# What to produce:
Copy, from the data below, each line that has the word "their".
*** Opening of Extracted entries ***
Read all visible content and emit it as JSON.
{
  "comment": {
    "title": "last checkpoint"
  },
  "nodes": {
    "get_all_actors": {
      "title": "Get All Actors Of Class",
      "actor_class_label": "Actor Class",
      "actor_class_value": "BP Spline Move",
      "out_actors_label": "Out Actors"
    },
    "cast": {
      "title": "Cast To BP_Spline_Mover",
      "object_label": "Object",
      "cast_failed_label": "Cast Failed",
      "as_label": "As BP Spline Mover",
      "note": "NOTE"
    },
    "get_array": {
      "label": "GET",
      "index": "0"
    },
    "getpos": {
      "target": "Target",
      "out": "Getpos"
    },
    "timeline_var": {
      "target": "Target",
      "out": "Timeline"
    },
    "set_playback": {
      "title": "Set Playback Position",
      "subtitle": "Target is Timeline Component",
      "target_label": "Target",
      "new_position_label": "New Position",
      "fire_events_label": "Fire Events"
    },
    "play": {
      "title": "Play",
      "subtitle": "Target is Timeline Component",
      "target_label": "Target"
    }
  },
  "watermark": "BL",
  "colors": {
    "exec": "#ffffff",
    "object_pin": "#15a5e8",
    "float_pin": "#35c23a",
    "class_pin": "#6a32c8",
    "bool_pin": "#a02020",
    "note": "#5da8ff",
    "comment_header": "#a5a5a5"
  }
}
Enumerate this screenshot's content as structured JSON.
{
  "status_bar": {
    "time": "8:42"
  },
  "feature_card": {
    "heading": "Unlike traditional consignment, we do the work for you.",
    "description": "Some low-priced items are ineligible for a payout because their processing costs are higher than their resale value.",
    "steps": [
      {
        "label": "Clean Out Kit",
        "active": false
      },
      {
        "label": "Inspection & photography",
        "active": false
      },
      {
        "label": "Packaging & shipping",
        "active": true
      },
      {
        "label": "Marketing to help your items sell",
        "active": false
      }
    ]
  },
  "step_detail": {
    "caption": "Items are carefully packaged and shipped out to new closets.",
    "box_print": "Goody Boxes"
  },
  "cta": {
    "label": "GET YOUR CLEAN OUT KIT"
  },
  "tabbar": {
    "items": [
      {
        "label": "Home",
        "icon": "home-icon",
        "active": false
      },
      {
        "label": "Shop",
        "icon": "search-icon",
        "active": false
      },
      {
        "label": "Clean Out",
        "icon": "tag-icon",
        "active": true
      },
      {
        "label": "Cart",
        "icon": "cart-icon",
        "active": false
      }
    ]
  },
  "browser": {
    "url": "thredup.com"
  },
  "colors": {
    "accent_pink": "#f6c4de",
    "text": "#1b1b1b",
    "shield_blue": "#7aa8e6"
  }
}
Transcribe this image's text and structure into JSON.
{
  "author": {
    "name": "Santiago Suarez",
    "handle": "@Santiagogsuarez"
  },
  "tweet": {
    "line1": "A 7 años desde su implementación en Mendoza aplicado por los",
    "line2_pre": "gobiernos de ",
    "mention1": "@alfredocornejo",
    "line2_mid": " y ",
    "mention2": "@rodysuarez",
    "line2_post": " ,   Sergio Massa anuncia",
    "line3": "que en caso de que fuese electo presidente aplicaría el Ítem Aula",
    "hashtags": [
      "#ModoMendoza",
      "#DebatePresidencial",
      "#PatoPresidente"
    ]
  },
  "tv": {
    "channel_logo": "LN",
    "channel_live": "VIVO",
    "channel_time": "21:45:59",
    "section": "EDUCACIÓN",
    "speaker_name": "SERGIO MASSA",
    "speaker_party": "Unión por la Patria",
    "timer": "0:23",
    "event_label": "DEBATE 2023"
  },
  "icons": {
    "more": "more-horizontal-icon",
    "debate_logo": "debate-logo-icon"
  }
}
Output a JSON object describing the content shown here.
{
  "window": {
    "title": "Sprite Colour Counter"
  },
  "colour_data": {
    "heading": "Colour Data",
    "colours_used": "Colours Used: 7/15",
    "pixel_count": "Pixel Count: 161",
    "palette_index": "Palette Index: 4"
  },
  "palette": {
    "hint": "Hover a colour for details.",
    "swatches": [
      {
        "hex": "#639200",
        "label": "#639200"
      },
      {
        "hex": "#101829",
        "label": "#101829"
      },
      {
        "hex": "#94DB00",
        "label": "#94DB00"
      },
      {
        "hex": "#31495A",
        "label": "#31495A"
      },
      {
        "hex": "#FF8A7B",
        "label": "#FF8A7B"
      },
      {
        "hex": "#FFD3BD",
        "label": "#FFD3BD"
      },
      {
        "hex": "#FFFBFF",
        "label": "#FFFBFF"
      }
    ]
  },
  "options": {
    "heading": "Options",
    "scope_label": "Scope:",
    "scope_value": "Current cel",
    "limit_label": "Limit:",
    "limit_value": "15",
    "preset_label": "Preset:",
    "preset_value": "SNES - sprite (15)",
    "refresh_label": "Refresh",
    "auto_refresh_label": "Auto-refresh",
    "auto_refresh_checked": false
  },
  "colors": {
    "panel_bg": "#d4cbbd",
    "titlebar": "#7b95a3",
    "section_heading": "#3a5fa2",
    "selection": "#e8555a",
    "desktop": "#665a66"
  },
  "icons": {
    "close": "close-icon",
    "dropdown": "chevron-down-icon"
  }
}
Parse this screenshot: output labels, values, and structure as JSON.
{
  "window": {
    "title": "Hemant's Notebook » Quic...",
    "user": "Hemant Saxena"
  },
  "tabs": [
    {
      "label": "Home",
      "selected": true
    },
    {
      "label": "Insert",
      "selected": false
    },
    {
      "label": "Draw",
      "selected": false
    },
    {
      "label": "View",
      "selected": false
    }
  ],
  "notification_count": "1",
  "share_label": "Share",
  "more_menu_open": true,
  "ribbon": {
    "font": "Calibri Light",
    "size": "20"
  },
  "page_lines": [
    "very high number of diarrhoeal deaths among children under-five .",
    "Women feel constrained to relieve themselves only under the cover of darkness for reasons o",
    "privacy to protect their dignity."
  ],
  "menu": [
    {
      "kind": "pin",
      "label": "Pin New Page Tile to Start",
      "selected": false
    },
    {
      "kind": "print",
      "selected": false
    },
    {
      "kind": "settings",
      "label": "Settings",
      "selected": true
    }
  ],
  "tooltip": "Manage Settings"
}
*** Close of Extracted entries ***
# Written answer:
    "description": "Some low-priced items are ineligible for a payout because their processing costs are higher than their resale value.",
    "privacy to protect their dignity."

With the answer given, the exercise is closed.